The word in Washington is that Donald Trump will deliver a unifying inaugural speech after he accedes — at precisely noon — to the presidency. And that he will pivot to a proper presidential persona.
Certainly the oath Trump is about to take — the affirmation required before he “enter on the execution of his office” — ought to be the occasion of national unity. It’s an oath to preserve, protect and defend the Constitution.
What makes it so unifying is that every officer of the United States — every legislator and judge, not just of the federal government, but of the state and county governments — must be bound by oath to support the Constitution. New citizens, too.
So why are the Democrats so bitter? Why are some 50 members of Congress vowing to boycott the inauguration? Why is California hiring a former attorney general to fight the new administration? Why the incessant weeping and wailing?

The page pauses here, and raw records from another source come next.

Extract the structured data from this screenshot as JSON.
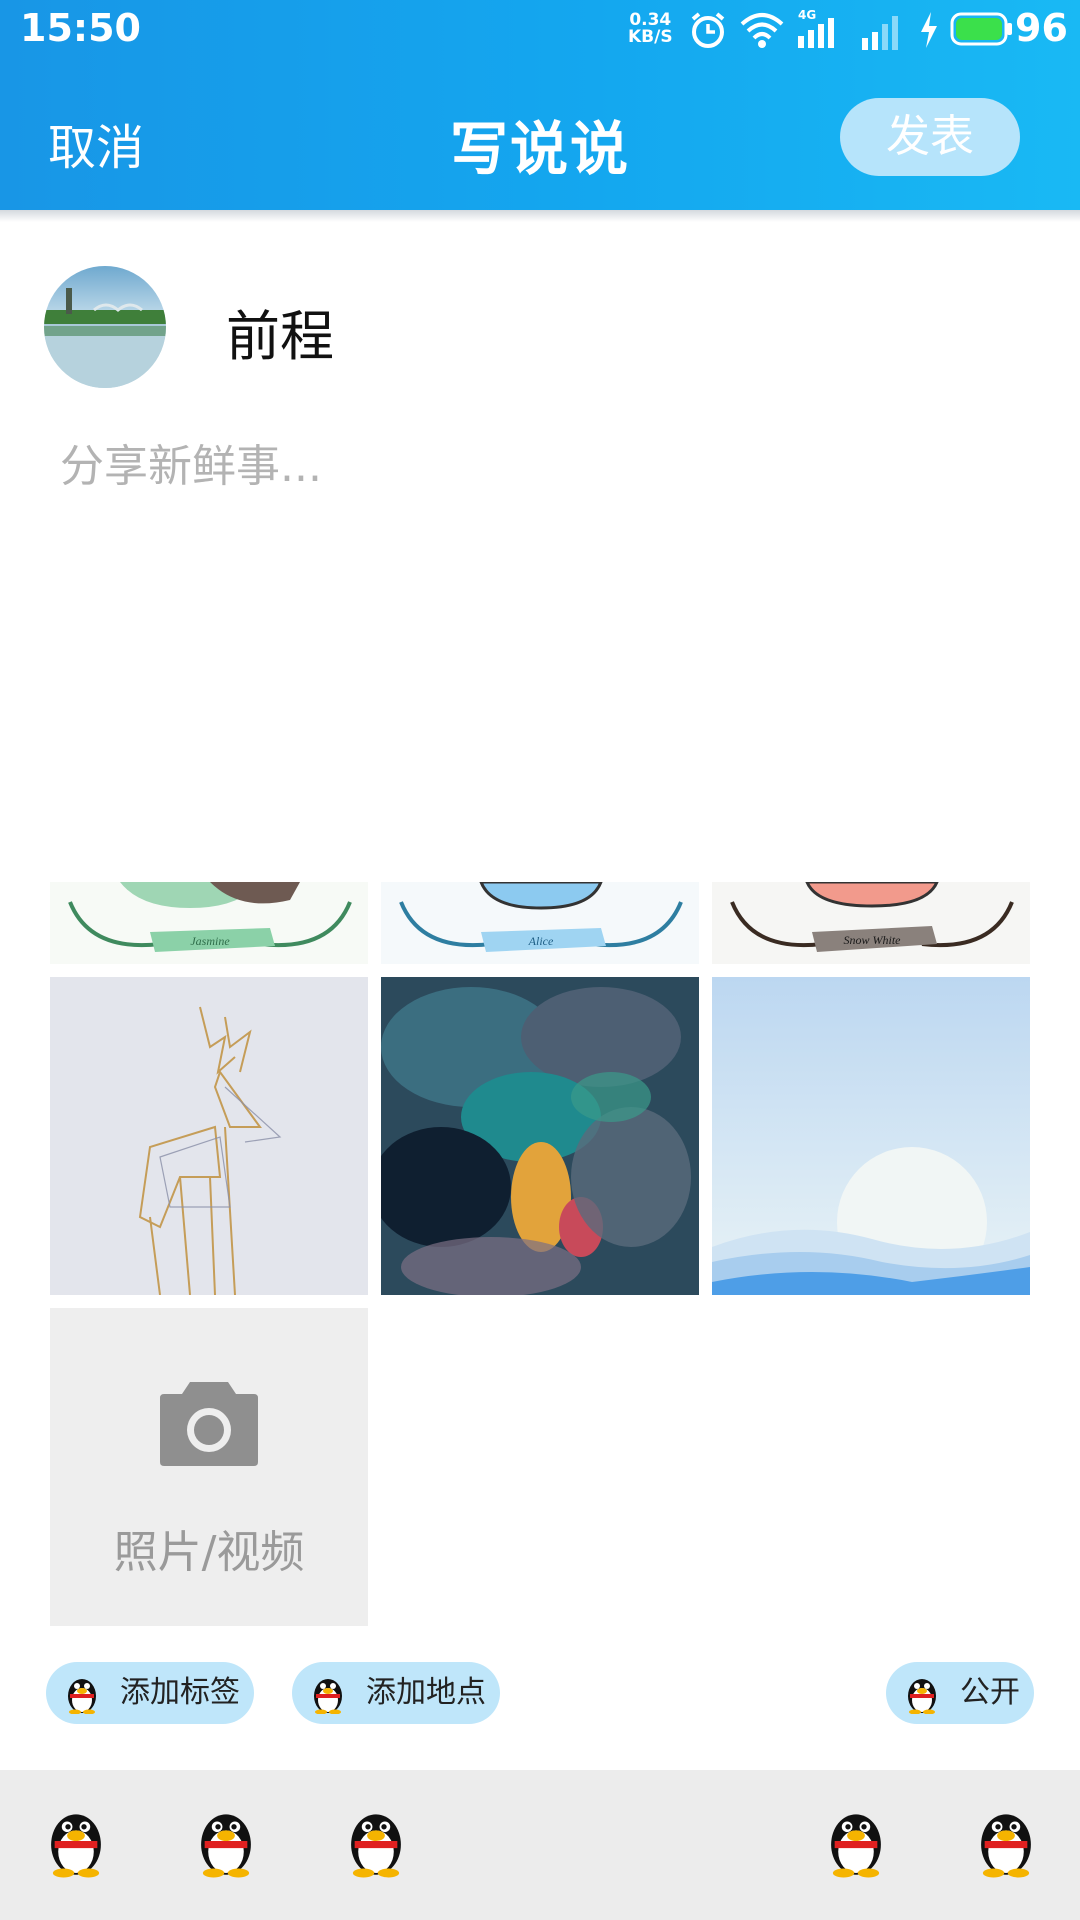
{
  "status_bar": {
    "time": "15:50",
    "net_speed_value": "0.34",
    "net_speed_unit": "KB/S",
    "network_type": "4G",
    "battery": "96",
    "icons": [
      "alarm-icon",
      "wifi-icon",
      "signal-4g-icon",
      "signal-icon",
      "charging-icon",
      "battery-icon"
    ]
  },
  "header": {
    "cancel_label": "取消",
    "title": "写说说",
    "publish_label": "发表"
  },
  "user": {
    "name": "前程"
  },
  "composer": {
    "placeholder": "分享新鲜事..."
  },
  "photos": {
    "banner_labels": [
      "Jasmine",
      "Alice",
      "Snow White"
    ],
    "add_media_label": "照片/视频"
  },
  "options": {
    "add_tag": "添加标签",
    "add_location": "添加地点",
    "visibility": "公开"
  },
  "emoji_bar": {
    "icons": [
      "penguin-icon",
      "penguin-icon",
      "penguin-icon",
      "penguin-icon",
      "penguin-icon"
    ]
  },
  "colors": {
    "header_blue": "#14a7ef",
    "pill_blue": "#bfe6fa",
    "publish_button_bg": "#b6e4fb"
  }
}
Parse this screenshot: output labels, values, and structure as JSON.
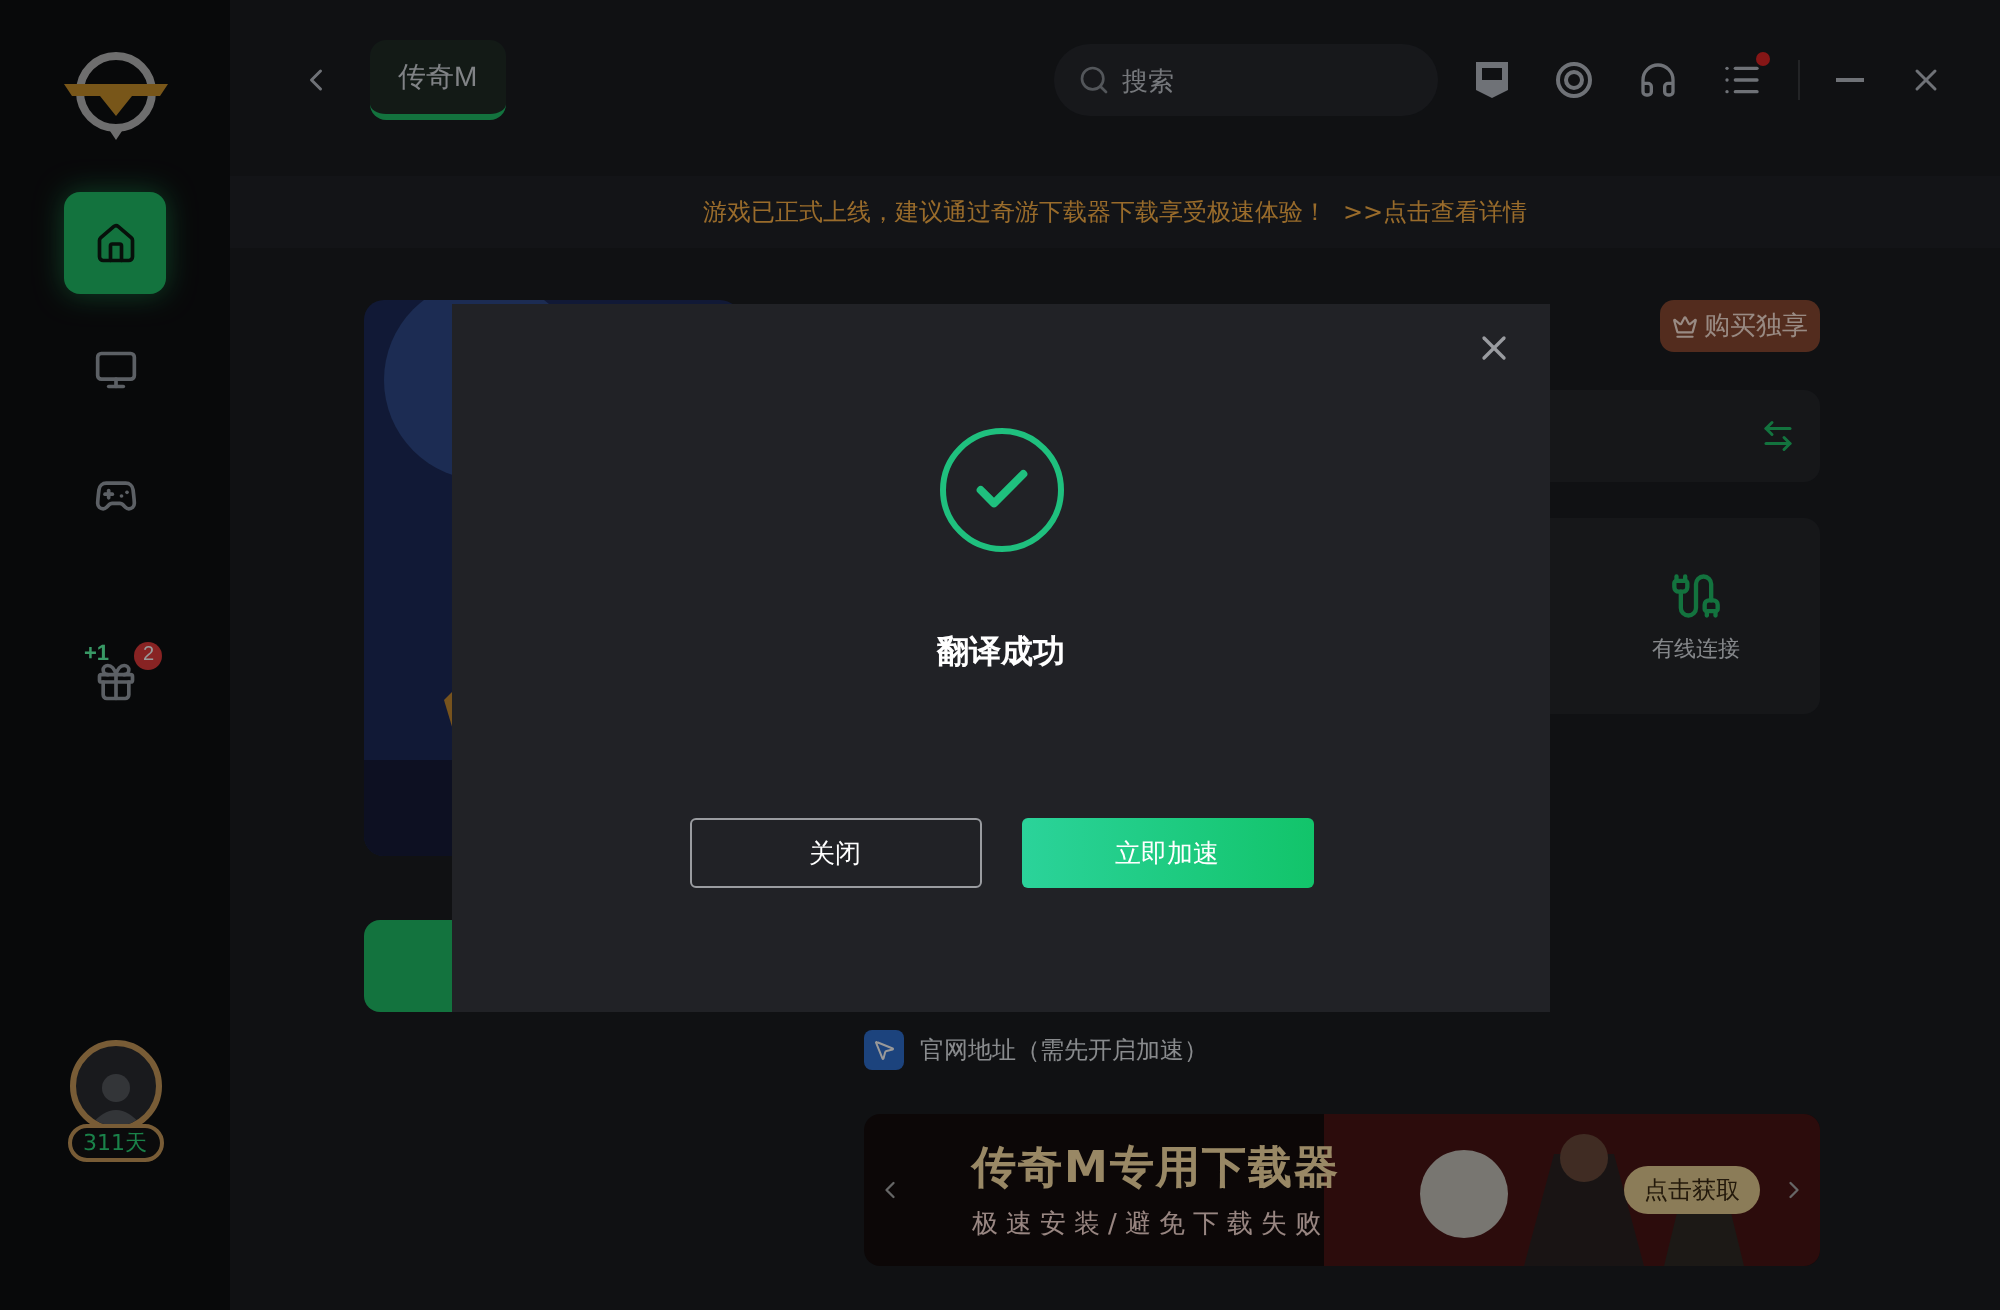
{
  "sidebar": {
    "items": [
      {
        "kind": "home",
        "selected": true
      },
      {
        "kind": "monitor",
        "selected": false
      },
      {
        "kind": "gamepad",
        "selected": false
      },
      {
        "kind": "gift",
        "selected": false,
        "badge": "2",
        "tag": "+1"
      }
    ],
    "profile": {
      "days": "311天"
    }
  },
  "topbar": {
    "tab": {
      "label": "传奇M",
      "selected": true
    },
    "search": {
      "placeholder": "搜索"
    },
    "menu_notification": true
  },
  "notice": {
    "text": "游戏已正式上线，建议通过奇游下载器下载享受极速体验！",
    "link": ">>点击查看详情"
  },
  "game": {
    "purchase_badge": "购买独享",
    "connection": {
      "label": "有线连接"
    },
    "website": "官网地址（需先开启加速）",
    "banner": {
      "title": "传奇M专用下载器",
      "subtitle": "极速安装/避免下载失败",
      "button": "点击获取"
    }
  },
  "dialog": {
    "title": "翻译成功",
    "buttons": [
      {
        "label": "关闭",
        "kind": "secondary"
      },
      {
        "label": "立即加速",
        "kind": "primary"
      }
    ]
  }
}
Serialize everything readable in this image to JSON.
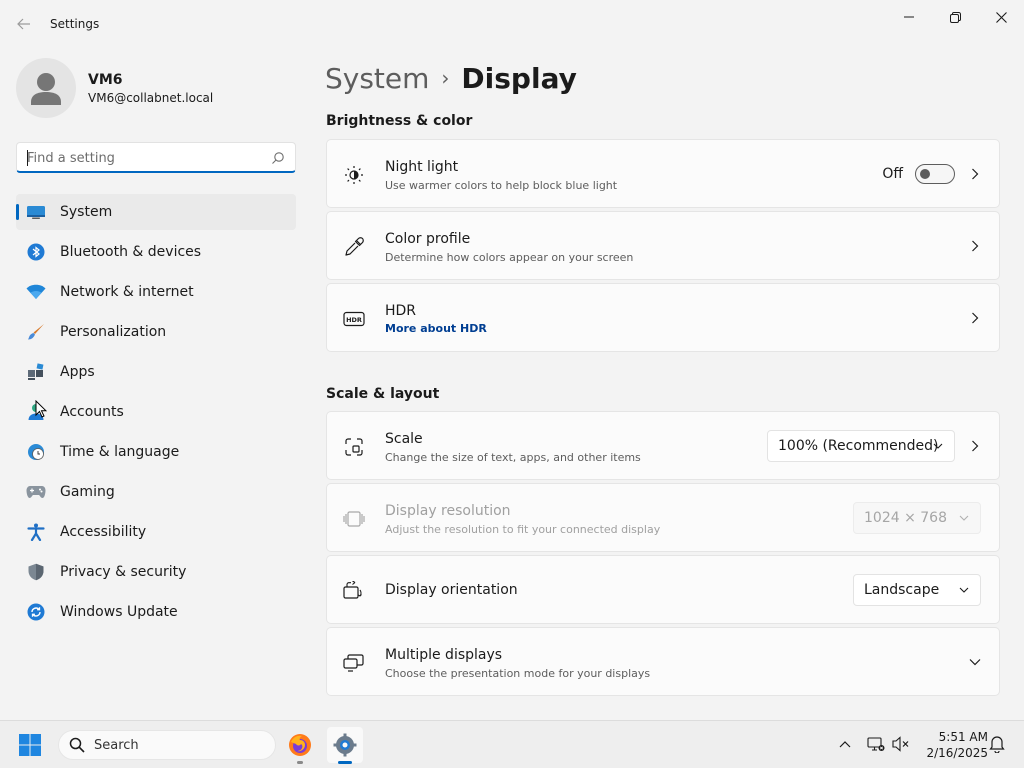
{
  "window": {
    "title": "Settings",
    "controls": {
      "minimize": "minimize",
      "maximize": "maximize",
      "close": "close"
    }
  },
  "user": {
    "name": "VM6",
    "email": "VM6@collabnet.local"
  },
  "search": {
    "placeholder": "Find a setting",
    "value": ""
  },
  "sidebar": {
    "items": [
      {
        "label": "System",
        "icon": "system-icon",
        "active": true
      },
      {
        "label": "Bluetooth & devices",
        "icon": "bluetooth-icon"
      },
      {
        "label": "Network & internet",
        "icon": "wifi-icon"
      },
      {
        "label": "Personalization",
        "icon": "brush-icon"
      },
      {
        "label": "Apps",
        "icon": "apps-icon"
      },
      {
        "label": "Accounts",
        "icon": "accounts-icon"
      },
      {
        "label": "Time & language",
        "icon": "globe-clock-icon"
      },
      {
        "label": "Gaming",
        "icon": "gamepad-icon"
      },
      {
        "label": "Accessibility",
        "icon": "accessibility-icon"
      },
      {
        "label": "Privacy & security",
        "icon": "shield-icon"
      },
      {
        "label": "Windows Update",
        "icon": "update-icon"
      }
    ]
  },
  "breadcrumb": {
    "parent": "System",
    "separator": "›",
    "current": "Display"
  },
  "sections": {
    "brightness": {
      "title": "Brightness & color",
      "night_light": {
        "title": "Night light",
        "subtitle": "Use warmer colors to help block blue light",
        "toggle_state": "Off",
        "toggle_on": false
      },
      "color_profile": {
        "title": "Color profile",
        "subtitle": "Determine how colors appear on your screen"
      },
      "hdr": {
        "title": "HDR",
        "link": "More about HDR",
        "icon_text": "HDR"
      }
    },
    "scale_layout": {
      "title": "Scale & layout",
      "scale": {
        "title": "Scale",
        "subtitle": "Change the size of text, apps, and other items",
        "value": "100% (Recommended)"
      },
      "resolution": {
        "title": "Display resolution",
        "subtitle": "Adjust the resolution to fit your connected display",
        "value": "1024 × 768",
        "disabled": true
      },
      "orientation": {
        "title": "Display orientation",
        "value": "Landscape"
      },
      "multiple": {
        "title": "Multiple displays",
        "subtitle": "Choose the presentation mode for your displays"
      }
    }
  },
  "taskbar": {
    "search_label": "Search",
    "apps": [
      "firefox-icon",
      "settings-icon"
    ],
    "time": "5:51 AM",
    "date": "2/16/2025"
  },
  "colors": {
    "accent": "#0067c0",
    "link": "#003e92",
    "background": "#f3f3f3",
    "card": "#fbfbfb"
  }
}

The most persuasive theory is that it has nothing to do with meddling by the Russians or James Comey or the crustiness of Trump’s campaign or his personal behavior. Rather, it’s something other than politics. It’s almost psychiatric.